“Yeah, that was on me. That one was on me,” Blair said. “I went down too fast, I felt like. I just felt I was in the wrong spot.”
Yet it wasn’t as though Blair was exactly devastated by being too aggressive there.
“Nah,” he said. “It’s just football. I just play. If I mess up, I mess up. Just move on to the next play.”
Not surprisingly, Carroll had coaching points all over for the rookie.
“He makes one play coming off the edge that it was not a blitz, but he took off and made a big hit in the backfield. And then he tried it again, and that’s when they dumped the ball in the flat,” Carroll said. “He has a lot to catch up on.
“But, he showed you that he’s a hitter, he’s aggressive and tough. We can work with that now.
“It was exciting to see the plays that he made.”

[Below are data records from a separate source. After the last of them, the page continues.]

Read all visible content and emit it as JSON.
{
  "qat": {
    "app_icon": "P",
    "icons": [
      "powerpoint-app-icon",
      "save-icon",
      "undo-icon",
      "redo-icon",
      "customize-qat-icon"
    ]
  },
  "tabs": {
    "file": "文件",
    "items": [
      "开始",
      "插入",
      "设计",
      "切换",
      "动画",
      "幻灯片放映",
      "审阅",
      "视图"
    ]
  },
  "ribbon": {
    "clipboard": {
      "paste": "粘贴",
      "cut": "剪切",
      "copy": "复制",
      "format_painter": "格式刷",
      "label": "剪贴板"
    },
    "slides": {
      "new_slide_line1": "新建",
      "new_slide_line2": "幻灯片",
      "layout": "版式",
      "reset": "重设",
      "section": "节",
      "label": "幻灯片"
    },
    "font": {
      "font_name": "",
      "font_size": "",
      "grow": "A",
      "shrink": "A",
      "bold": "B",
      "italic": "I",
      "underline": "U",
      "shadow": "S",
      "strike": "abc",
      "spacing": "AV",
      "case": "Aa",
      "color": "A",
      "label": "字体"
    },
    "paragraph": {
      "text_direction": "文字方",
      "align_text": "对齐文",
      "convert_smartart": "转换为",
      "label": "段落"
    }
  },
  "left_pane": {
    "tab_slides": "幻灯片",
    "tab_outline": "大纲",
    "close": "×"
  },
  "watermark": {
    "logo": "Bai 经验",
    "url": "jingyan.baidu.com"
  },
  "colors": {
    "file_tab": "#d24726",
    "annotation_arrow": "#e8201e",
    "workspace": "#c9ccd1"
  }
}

Late in the game Blair, who got ejected from three Pac-12 games in two years in college, got called for a 15-yard unnecessary-roughness foul because he separated Denver’s Williams from an arriving pass with a hard shoulder hit. Williams was a defenseless receiver, yes, but it’s hard to see what Blair was to do on the play; let him catch it?
“I guess just move, move lower. I’ve been working on it a lot in practice, though. I mean...”
Blair then shrugged.
“I felt good. I didn’t throw no helmet to helmet,” he said. “I’ve been on working on it since I left Utah. I’ve been working on moving my shoulder.
“I mean, it’s going full speed out there, you know what I’m sayin’?
“So it’s whatever they (the officials) see.”
Carroll had a coaching point for Blair on that play, too.
“It will be interesting to see (from the game film). The league did take a look at the hit and they ruled that it wasn’t the kind that would get him kicked out of the game or whatever,” Carroll said, referring to a game stoppage and replay review to check if Blair should have been ejected.
“We were very close to doing that exactly right. ... That’s a left shoulder hit for him coming in (from right to left), and he chose to hit with his right shoulder (the shoulder further from the receiver), and so it places his helmet in position in question. And the officials thought, ‘Well, when we look at it again...’
“But that was a right-shoulder hit, and that’s pretty darn good football.”
Carroll’s point to Blair is: Hit with the left shoulder, nearer to the receiver as Blair runs to him from right to left. Had he done that, Blair’s head would not have crossed in front of Williams’ body.
“But to make it so that they can’t the penalty on it, you hit with your left shoulder so your helmet is not in front of the receiver,” Carroll said. “We didn’t quite get that done right, but it still was an excellent effort to do what we’re trying and get the head out of our game.
“So, we’ll get better and he’ll learn, and we’ll grow from that.”
Blair got a late start to training camp. A hamstring injury from June’s minicamp lingered into late July. He began camp on the physically-unable-to-perform list. He didn’t resume fully practicing until early last week. Thursday night was the first extended look Seahawks coaches got of him, of how—and what—Blair is capable is playing in the middle of their defense.
“It’s been good,” Blair said. “I fell like our room, our DB room, there are some good vets. They just want you to learn, to compete with everybody. That’s all.
“I liked it. It was exciting. I like football. I like this team. I like competing. So I was just going out there, competing. Same thing.”
Carroll said this isn’t the last time Blair is going to have an impact in Seattle’s changed defense this year. Yes, as a rookie.
“He’ll learn,” Carroll said.
“They’re going to have to look out for him. He’s a heck of a player.”